An estimated 300 million tons of plastic are produced and thrown away every year. Given that the stuff doesn’t break down easily over time, this is extremely bad news for the environments in which it accumulates. For example, an estimated 5 trillion pieces of plastic are estimated to be floating through the oceans right now, threatening marine organisms that can accidentally ingest it or become tangled in it. To clear all that plastic up certainly seems like a gargantuan and costly task, but one 20-year-old believes he has a solution.
The structure he has designed will float, buffered along by the oceans’ currents, and snare plastics and other debris, which will then be picked up via a conveyor belt. At over 2,000 meters (6,561 feet), this debris-trapping system will be the longest floating structure in the ocean. The Ocean Cleanup plans to deploy the floating structure off the coast of Japan in early 2016, where it will be in operation for at least two years.
“Taking care of the world’s ocean garbage problem is one of the largest environmental challenges mankind faces today. Not only will this first cleanup array contribute to cleaner waters and coasts but it simultaneously is an essential step towards our goal of cleaning up the Great Pacific Garbage Patch,” said Slat. “This deployment will enable us to study the system’s efficiency and durability over time.”

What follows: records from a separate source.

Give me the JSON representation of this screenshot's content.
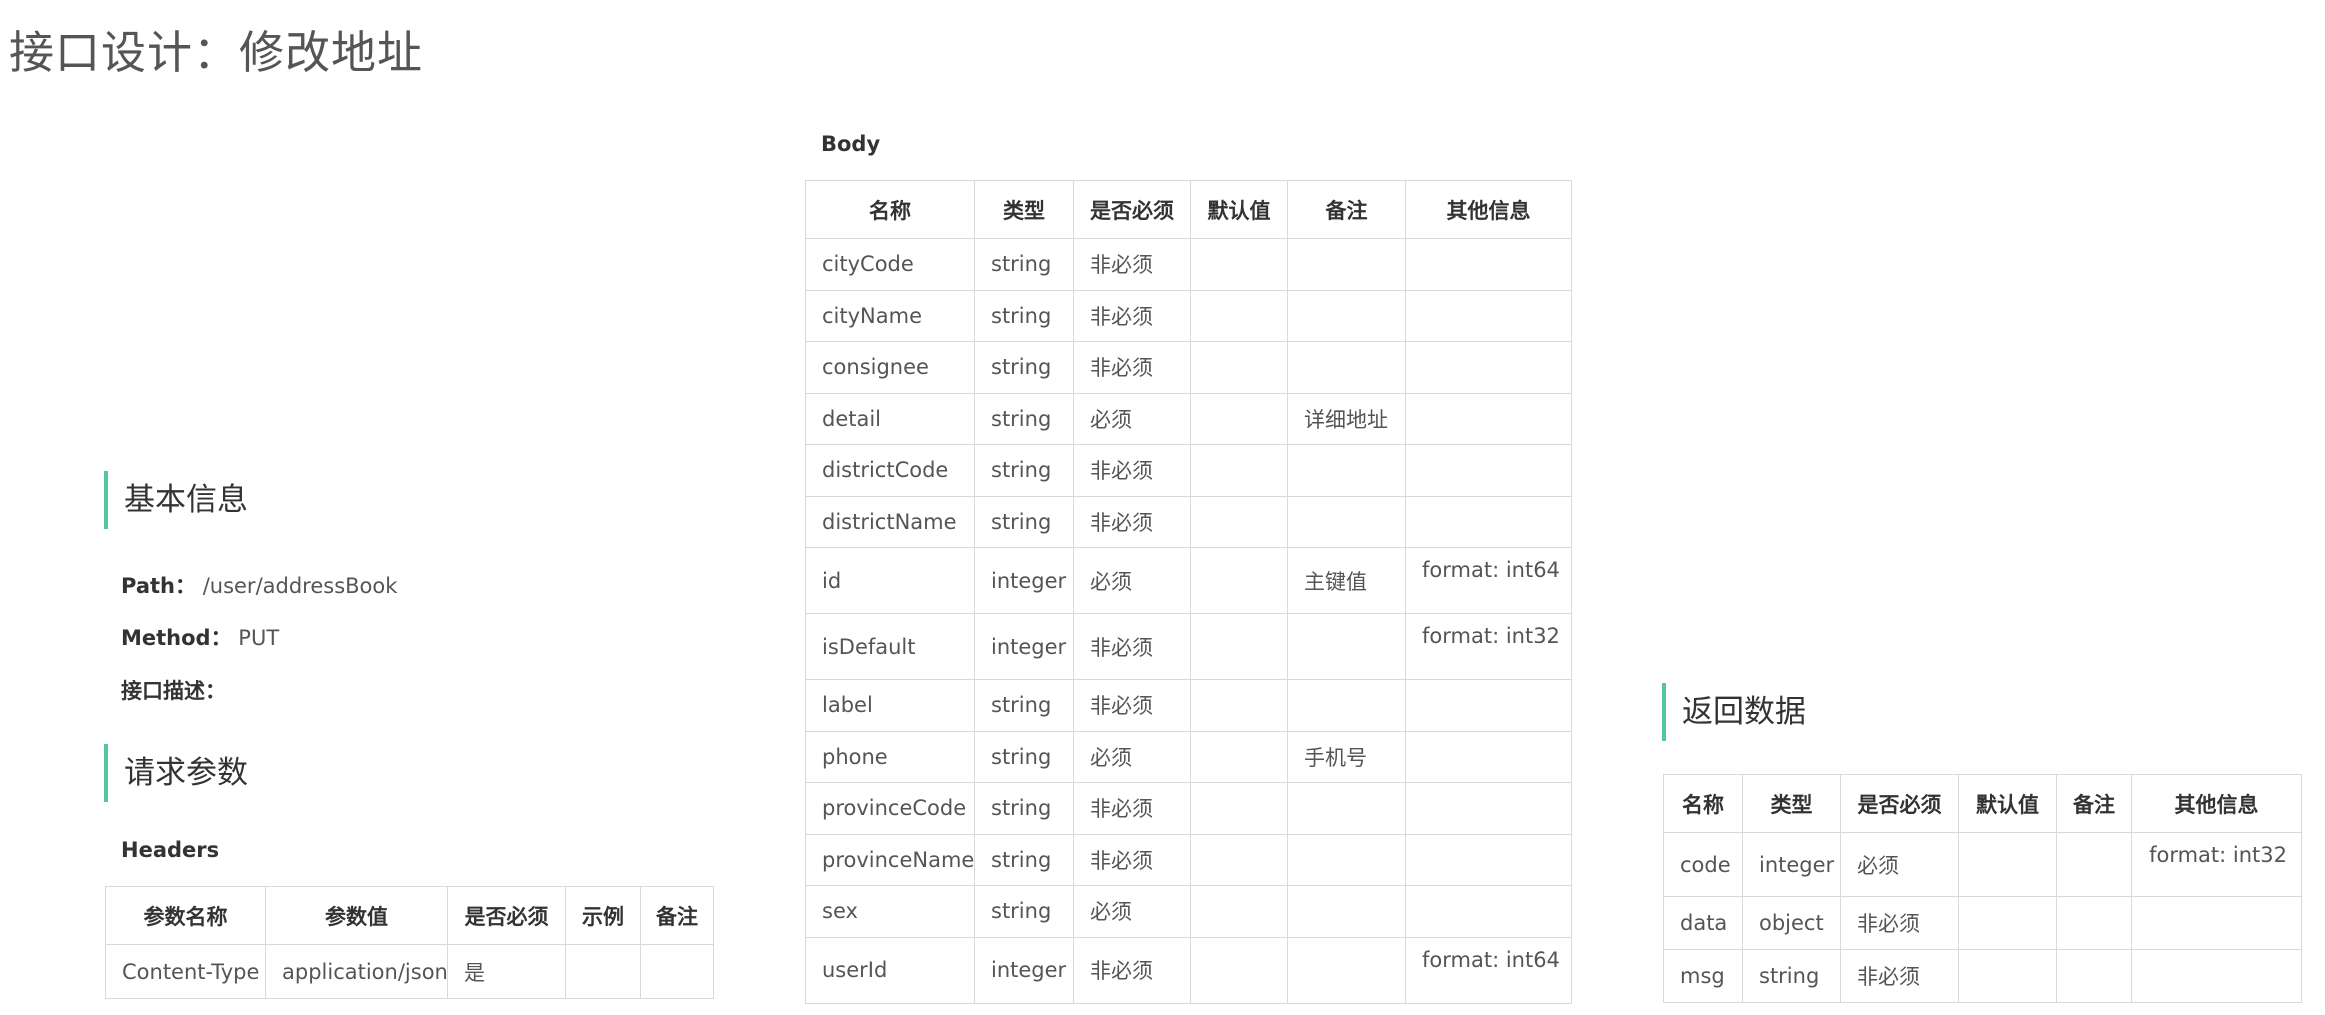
{
  "page_title": "接口设计：修改地址",
  "basic_info": {
    "heading": "基本信息",
    "path_label": "Path：",
    "path_value": "/user/addressBook",
    "method_label": "Method：",
    "method_value": "PUT",
    "desc_label": "接口描述："
  },
  "request": {
    "heading": "请求参数",
    "headers_label": "Headers",
    "headers_table": {
      "columns": [
        "参数名称",
        "参数值",
        "是否必须",
        "示例",
        "备注"
      ],
      "rows": [
        [
          "Content-Type",
          "application/json",
          "是",
          "",
          ""
        ]
      ]
    }
  },
  "body": {
    "label": "Body",
    "columns": [
      "名称",
      "类型",
      "是否必须",
      "默认值",
      "备注",
      "其他信息"
    ],
    "rows": [
      [
        "cityCode",
        "string",
        "非必须",
        "",
        "",
        ""
      ],
      [
        "cityName",
        "string",
        "非必须",
        "",
        "",
        ""
      ],
      [
        "consignee",
        "string",
        "非必须",
        "",
        "",
        ""
      ],
      [
        "detail",
        "string",
        "必须",
        "",
        "详细地址",
        ""
      ],
      [
        "districtCode",
        "string",
        "非必须",
        "",
        "",
        ""
      ],
      [
        "districtName",
        "string",
        "非必须",
        "",
        "",
        ""
      ],
      [
        "id",
        "integer",
        "必须",
        "",
        "主键值",
        "format: int64"
      ],
      [
        "isDefault",
        "integer",
        "非必须",
        "",
        "",
        "format: int32"
      ],
      [
        "label",
        "string",
        "非必须",
        "",
        "",
        ""
      ],
      [
        "phone",
        "string",
        "必须",
        "",
        "手机号",
        ""
      ],
      [
        "provinceCode",
        "string",
        "非必须",
        "",
        "",
        ""
      ],
      [
        "provinceName",
        "string",
        "非必须",
        "",
        "",
        ""
      ],
      [
        "sex",
        "string",
        "必须",
        "",
        "",
        ""
      ],
      [
        "userId",
        "integer",
        "非必须",
        "",
        "",
        "format: int64"
      ]
    ]
  },
  "response": {
    "heading": "返回数据",
    "columns": [
      "名称",
      "类型",
      "是否必须",
      "默认值",
      "备注",
      "其他信息"
    ],
    "rows": [
      [
        "code",
        "integer",
        "必须",
        "",
        "",
        "format: int32"
      ],
      [
        "data",
        "object",
        "非必须",
        "",
        "",
        ""
      ],
      [
        "msg",
        "string",
        "非必须",
        "",
        "",
        ""
      ]
    ]
  },
  "colors": {
    "accent": "#53c79a",
    "border": "#d9d9d9",
    "text": "#555555",
    "title": "#555555"
  }
}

But this is not Slat’s first major enterprise with The Ocean Cleanup. The Mega Expedition, an initiative to create a high-resolution map of plastic in the Pacific Ocean, will launch at the end of August this year. Departing from a port in Hawaii, 50 vessels will be deployed across a vast area between Hawaii and California, spanning some 3,500,000 km2 (1,351,357 miles2) of ocean, which will “collect more plastic measurements in three weeks than have been collected in the past 40 years combined.”